__PROBLEM TO SOLVE__.
Every line of the material that mentions the word "this" should be copied out.

__DATA FOR ANALYSIS__.
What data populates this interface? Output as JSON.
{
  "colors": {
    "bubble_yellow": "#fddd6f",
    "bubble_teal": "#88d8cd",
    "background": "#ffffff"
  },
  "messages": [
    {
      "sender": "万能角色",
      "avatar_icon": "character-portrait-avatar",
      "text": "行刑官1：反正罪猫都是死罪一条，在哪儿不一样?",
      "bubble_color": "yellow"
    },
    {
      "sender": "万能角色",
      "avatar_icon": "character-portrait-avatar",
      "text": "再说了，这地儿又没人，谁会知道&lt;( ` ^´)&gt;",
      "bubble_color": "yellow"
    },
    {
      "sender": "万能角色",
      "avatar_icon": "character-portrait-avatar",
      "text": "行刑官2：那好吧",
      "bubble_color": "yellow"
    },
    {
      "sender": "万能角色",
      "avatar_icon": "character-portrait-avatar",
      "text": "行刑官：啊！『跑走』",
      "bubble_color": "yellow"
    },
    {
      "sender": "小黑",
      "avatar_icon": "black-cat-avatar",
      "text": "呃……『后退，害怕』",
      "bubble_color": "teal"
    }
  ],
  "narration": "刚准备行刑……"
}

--

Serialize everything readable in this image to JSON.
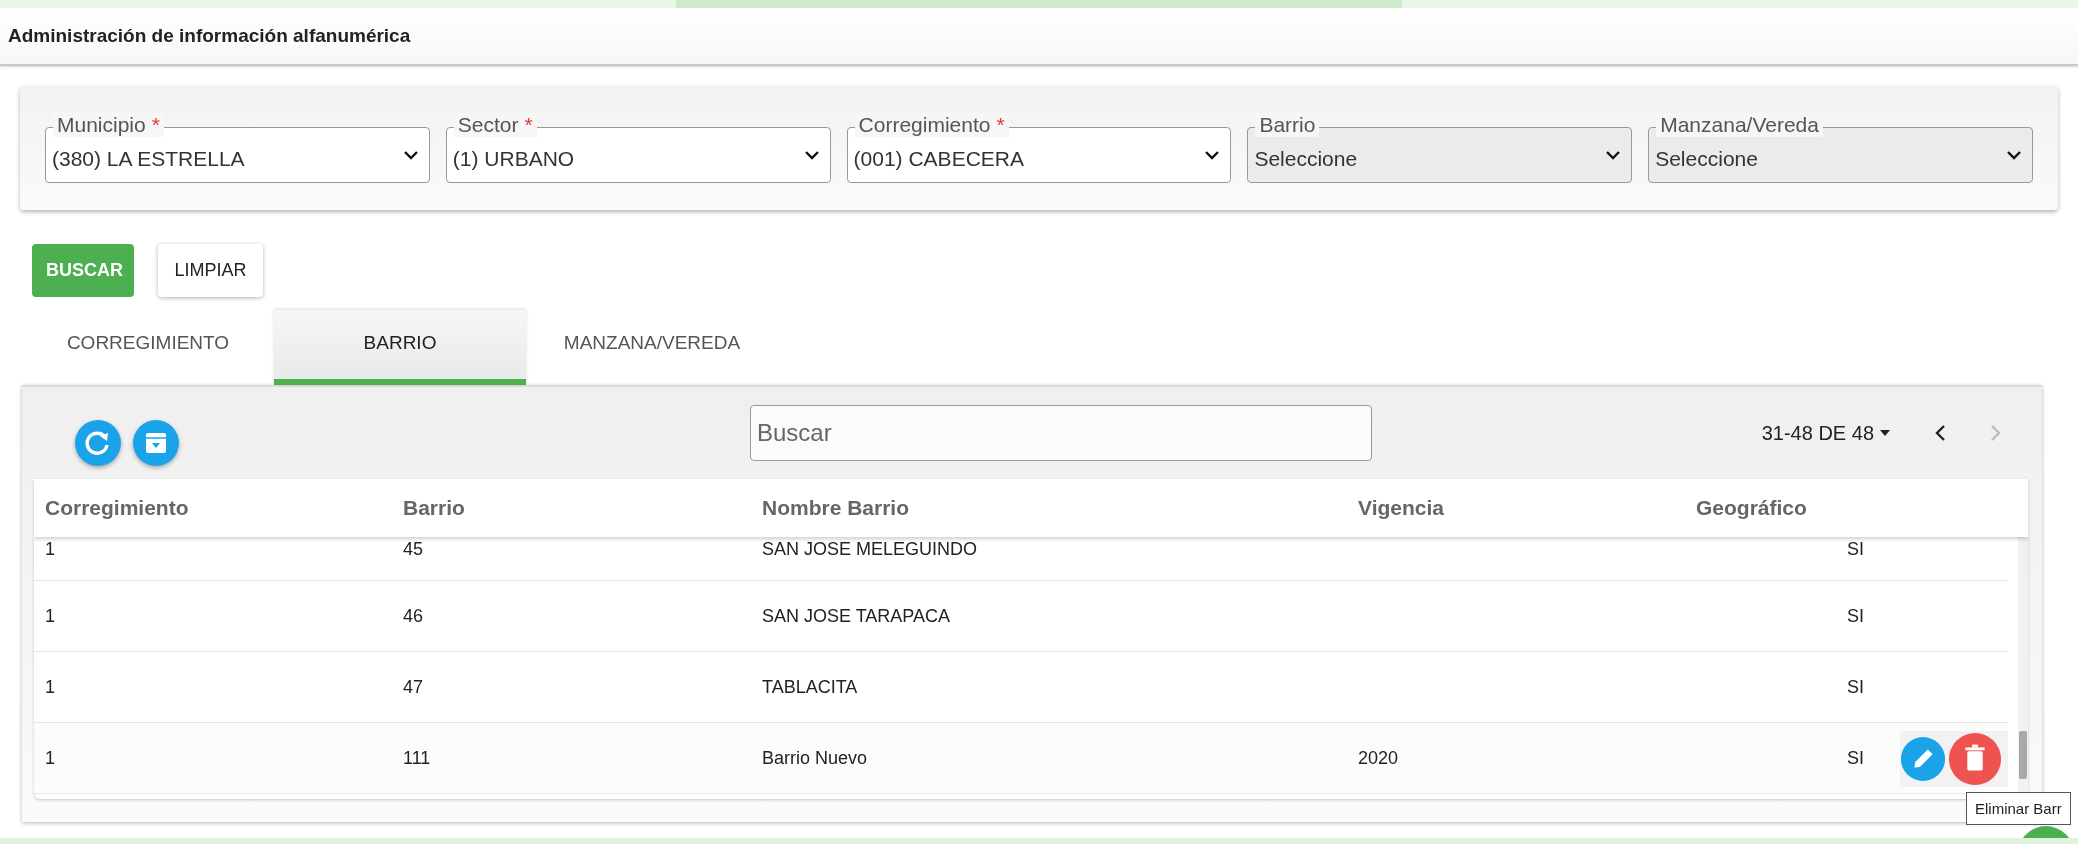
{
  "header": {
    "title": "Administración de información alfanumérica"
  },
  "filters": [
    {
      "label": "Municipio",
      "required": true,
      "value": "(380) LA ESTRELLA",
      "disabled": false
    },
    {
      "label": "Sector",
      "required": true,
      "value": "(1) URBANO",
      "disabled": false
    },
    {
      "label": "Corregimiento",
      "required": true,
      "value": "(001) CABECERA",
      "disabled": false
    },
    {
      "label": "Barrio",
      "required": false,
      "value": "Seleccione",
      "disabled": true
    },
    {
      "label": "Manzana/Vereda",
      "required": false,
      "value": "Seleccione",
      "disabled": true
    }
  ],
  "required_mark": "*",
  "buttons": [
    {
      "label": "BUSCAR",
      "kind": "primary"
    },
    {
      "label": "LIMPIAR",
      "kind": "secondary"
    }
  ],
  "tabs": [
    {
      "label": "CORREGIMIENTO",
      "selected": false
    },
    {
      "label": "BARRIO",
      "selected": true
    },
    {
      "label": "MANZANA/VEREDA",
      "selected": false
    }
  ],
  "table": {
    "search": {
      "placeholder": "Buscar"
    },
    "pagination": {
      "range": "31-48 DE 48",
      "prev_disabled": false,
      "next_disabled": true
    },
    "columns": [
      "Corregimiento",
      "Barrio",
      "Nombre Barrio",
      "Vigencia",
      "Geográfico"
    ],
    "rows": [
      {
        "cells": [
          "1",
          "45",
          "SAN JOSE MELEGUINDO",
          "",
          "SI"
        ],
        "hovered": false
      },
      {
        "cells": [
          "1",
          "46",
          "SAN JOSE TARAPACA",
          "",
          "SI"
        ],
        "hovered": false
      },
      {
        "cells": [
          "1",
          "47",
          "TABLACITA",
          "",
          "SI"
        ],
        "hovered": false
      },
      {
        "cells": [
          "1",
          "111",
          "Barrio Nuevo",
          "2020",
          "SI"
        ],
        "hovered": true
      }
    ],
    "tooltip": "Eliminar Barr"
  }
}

__TASK OUTPUT__.
What data populates this interface? Output as JSON.
Serialize everything readable in this image to JSON.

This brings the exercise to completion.